About this exercise :: Below is a listing to repeat exactly, with its pictures left out.

Dataset excerpts ::
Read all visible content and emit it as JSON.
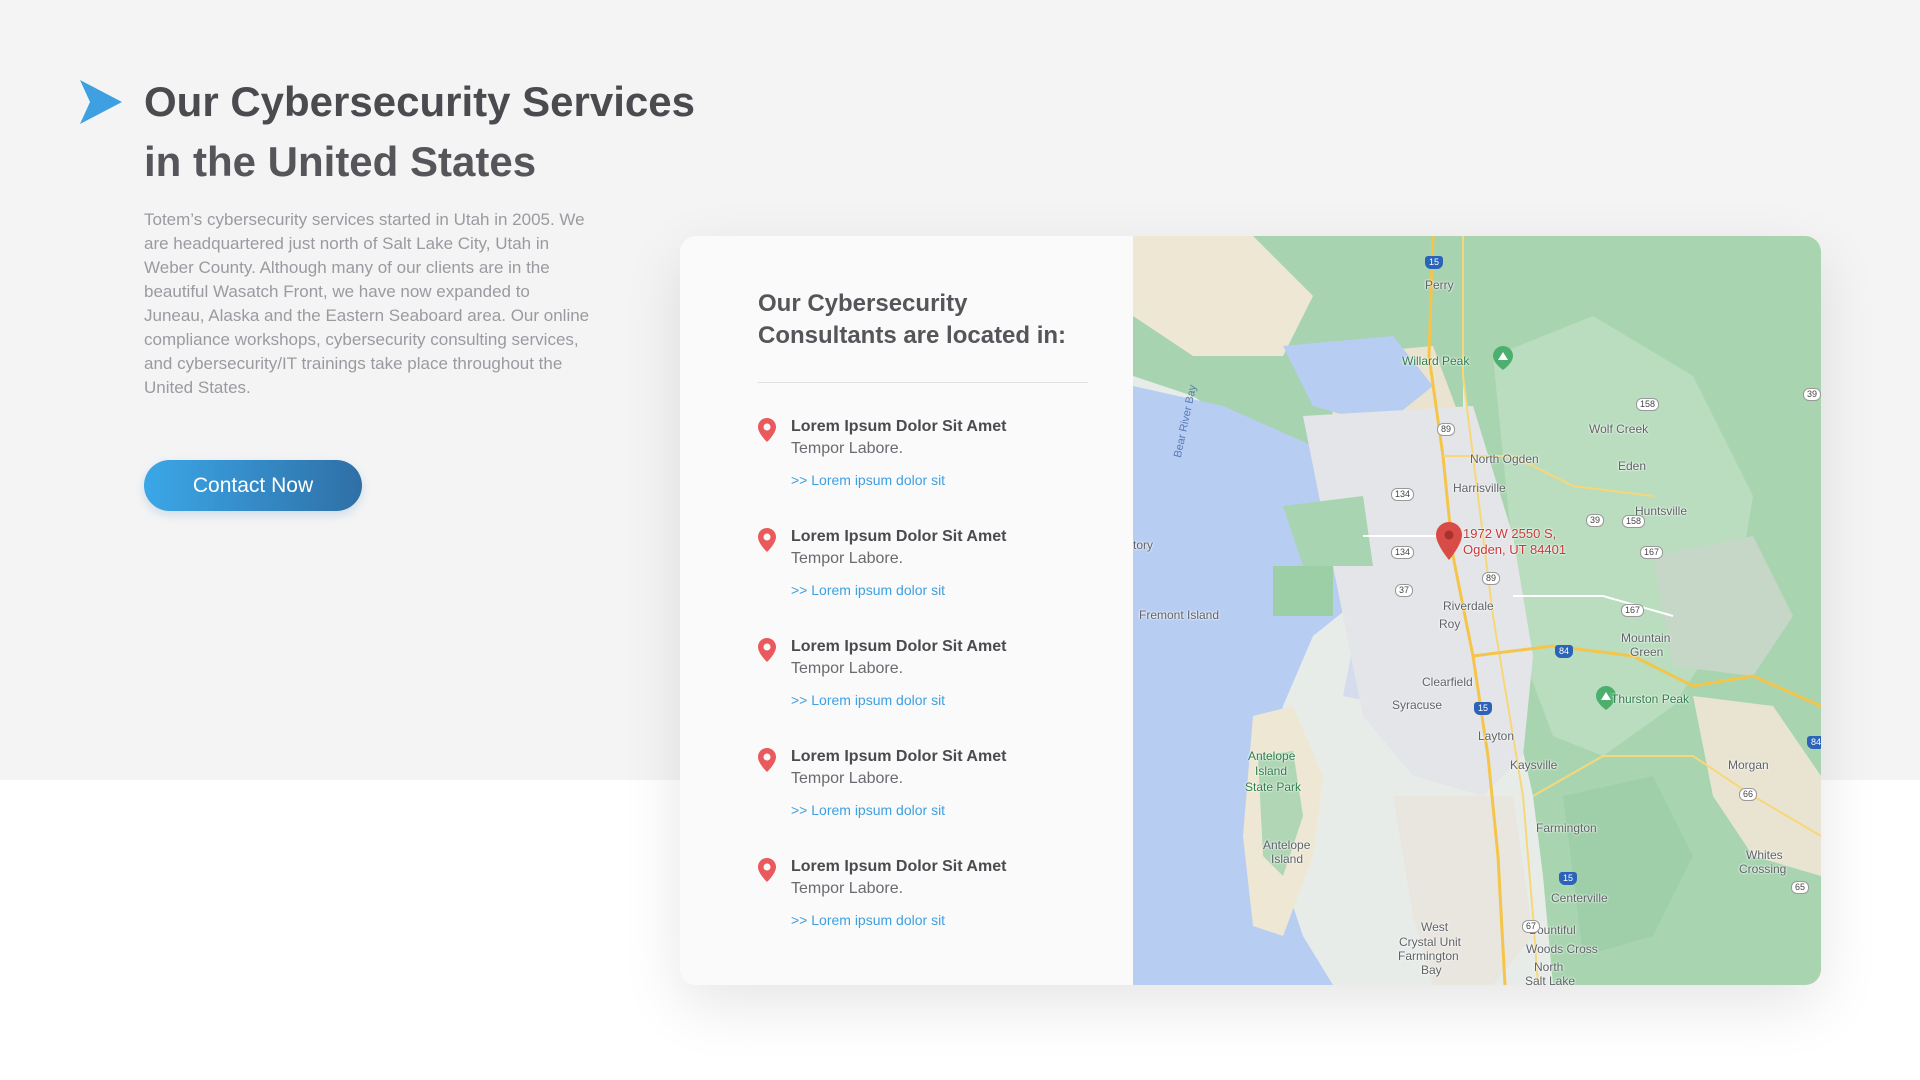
{
  "hero": {
    "title_strong": "Our Cybersecurity Services",
    "title_light": "in the United States",
    "intro": "Totem’s cybersecurity services started in Utah in 2005. We are headquartered just north of Salt Lake City, Utah in Weber County.  Although many of our clients are in the beautiful Wasatch Front, we have now expanded to Juneau, Alaska and the Eastern Seaboard area. Our online compliance workshops, cybersecurity consulting services, and cybersecurity/IT trainings take place throughout the United States.",
    "cta_label": "Contact Now"
  },
  "card": {
    "heading": "Our Cybersecurity Consultants are located in:",
    "locations": [
      {
        "name": "Lorem Ipsum Dolor Sit Amet",
        "sub": "Tempor Labore.",
        "link": ">> Lorem ipsum dolor sit"
      },
      {
        "name": "Lorem Ipsum Dolor Sit Amet",
        "sub": "Tempor Labore.",
        "link": ">> Lorem ipsum dolor sit"
      },
      {
        "name": "Lorem Ipsum Dolor Sit Amet",
        "sub": "Tempor Labore.",
        "link": ">> Lorem ipsum dolor sit"
      },
      {
        "name": "Lorem Ipsum Dolor Sit Amet",
        "sub": "Tempor Labore.",
        "link": ">> Lorem ipsum dolor sit"
      },
      {
        "name": "Lorem Ipsum Dolor Sit Amet",
        "sub": "Tempor Labore.",
        "link": ">> Lorem ipsum dolor sit"
      }
    ]
  },
  "map": {
    "address_line1": "1972 W 2550 S,",
    "address_line2": "Ogden, UT 84401",
    "places": {
      "perry": "Perry",
      "willard_peak": "Willard Peak",
      "wolf_creek": "Wolf Creek",
      "north_ogden": "North Ogden",
      "eden": "Eden",
      "harrisville": "Harrisville",
      "huntsville": "Huntsville",
      "riverdale": "Riverdale",
      "roy": "Roy",
      "mountain_green_1": "Mountain",
      "mountain_green_2": "Green",
      "clearfield": "Clearfield",
      "syracuse": "Syracuse",
      "thurston_peak": "Thurston Peak",
      "layton": "Layton",
      "kaysville": "Kaysville",
      "morgan": "Morgan",
      "farmington": "Farmington",
      "whites_crossing_1": "Whites",
      "whites_crossing_2": "Crossing",
      "centerville": "Centerville",
      "bountiful": "Bountiful",
      "woods_cross": "Woods Cross",
      "north_salt_lake_1": "North",
      "north_salt_lake_2": "Salt Lake",
      "west_crystal_1": "West",
      "west_crystal_2": "Crystal Unit",
      "west_crystal_3": "Farmington",
      "west_crystal_4": "Bay",
      "fremont_island": "Fremont Island",
      "antelope_park_1": "Antelope",
      "antelope_park_2": "Island",
      "antelope_park_3": "State Park",
      "antelope_island_1": "Antelope",
      "antelope_island_2": "Island",
      "bear_river_bay": "Bear River Bay",
      "tory": "tory"
    },
    "shields": {
      "i15_top": "15",
      "us89_a": "89",
      "sr134_a": "134",
      "sr134_b": "134",
      "sr158": "158",
      "sr39": "39",
      "sr37": "37",
      "sr167_a": "167",
      "sr167_b": "167",
      "i84": "84",
      "i15_mid": "15",
      "sr66": "66",
      "i15_low": "15",
      "sr67": "67",
      "sr65": "65",
      "i84_edge": "84",
      "sr39_edge": "39",
      "sr158_b": "158",
      "us89_b": "89"
    }
  },
  "colors": {
    "accent": "#3ea0e0",
    "pin": "#ea5a5c",
    "title": "#4a4a4f"
  }
}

Answer section ::
Read all visible content and emit it as JSON.
{
  "hero": {
    "title_strong": "Our Cybersecurity Services",
    "title_light": "in the United States",
    "intro": "Totem’s cybersecurity services started in Utah in 2005. We are headquartered just north of Salt Lake City, Utah in Weber County.  Although many of our clients are in the beautiful Wasatch Front, we have now expanded to Juneau, Alaska and the Eastern Seaboard area. Our online compliance workshops, cybersecurity consulting services, and cybersecurity/IT trainings take place throughout the United States.",
    "cta_label": "Contact Now"
  },
  "card": {
    "heading": "Our Cybersecurity Consultants are located in:",
    "locations": [
      {
        "name": "Lorem Ipsum Dolor Sit Amet",
        "sub": "Tempor Labore.",
        "link": ">> Lorem ipsum dolor sit"
      },
      {
        "name": "Lorem Ipsum Dolor Sit Amet",
        "sub": "Tempor Labore.",
        "link": ">> Lorem ipsum dolor sit"
      },
      {
        "name": "Lorem Ipsum Dolor Sit Amet",
        "sub": "Tempor Labore.",
        "link": ">> Lorem ipsum dolor sit"
      },
      {
        "name": "Lorem Ipsum Dolor Sit Amet",
        "sub": "Tempor Labore.",
        "link": ">> Lorem ipsum dolor sit"
      },
      {
        "name": "Lorem Ipsum Dolor Sit Amet",
        "sub": "Tempor Labore.",
        "link": ">> Lorem ipsum dolor sit"
      }
    ]
  },
  "map": {
    "address_line1": "1972 W 2550 S,",
    "address_line2": "Ogden, UT 84401",
    "places": {
      "perry": "Perry",
      "willard_peak": "Willard Peak",
      "wolf_creek": "Wolf Creek",
      "north_ogden": "North Ogden",
      "eden": "Eden",
      "harrisville": "Harrisville",
      "huntsville": "Huntsville",
      "riverdale": "Riverdale",
      "roy": "Roy",
      "mountain_green_1": "Mountain",
      "mountain_green_2": "Green",
      "clearfield": "Clearfield",
      "syracuse": "Syracuse",
      "thurston_peak": "Thurston Peak",
      "layton": "Layton",
      "kaysville": "Kaysville",
      "morgan": "Morgan",
      "farmington": "Farmington",
      "whites_crossing_1": "Whites",
      "whites_crossing_2": "Crossing",
      "centerville": "Centerville",
      "bountiful": "Bountiful",
      "woods_cross": "Woods Cross",
      "north_salt_lake_1": "North",
      "north_salt_lake_2": "Salt Lake",
      "west_crystal_1": "West",
      "west_crystal_2": "Crystal Unit",
      "west_crystal_3": "Farmington",
      "west_crystal_4": "Bay",
      "fremont_island": "Fremont Island",
      "antelope_park_1": "Antelope",
      "antelope_park_2": "Island",
      "antelope_park_3": "State Park",
      "antelope_island_1": "Antelope",
      "antelope_island_2": "Island",
      "bear_river_bay": "Bear River Bay",
      "tory": "tory"
    },
    "shields": {
      "i15_top": "15",
      "us89_a": "89",
      "sr134_a": "134",
      "sr134_b": "134",
      "sr158": "158",
      "sr39": "39",
      "sr37": "37",
      "sr167_a": "167",
      "sr167_b": "167",
      "i84": "84",
      "i15_mid": "15",
      "sr66": "66",
      "i15_low": "15",
      "sr67": "67",
      "sr65": "65",
      "i84_edge": "84",
      "sr39_edge": "39",
      "sr158_b": "158",
      "us89_b": "89"
    }
  },
  "colors": {
    "accent": "#3ea0e0",
    "pin": "#ea5a5c",
    "title": "#4a4a4f"
  }
}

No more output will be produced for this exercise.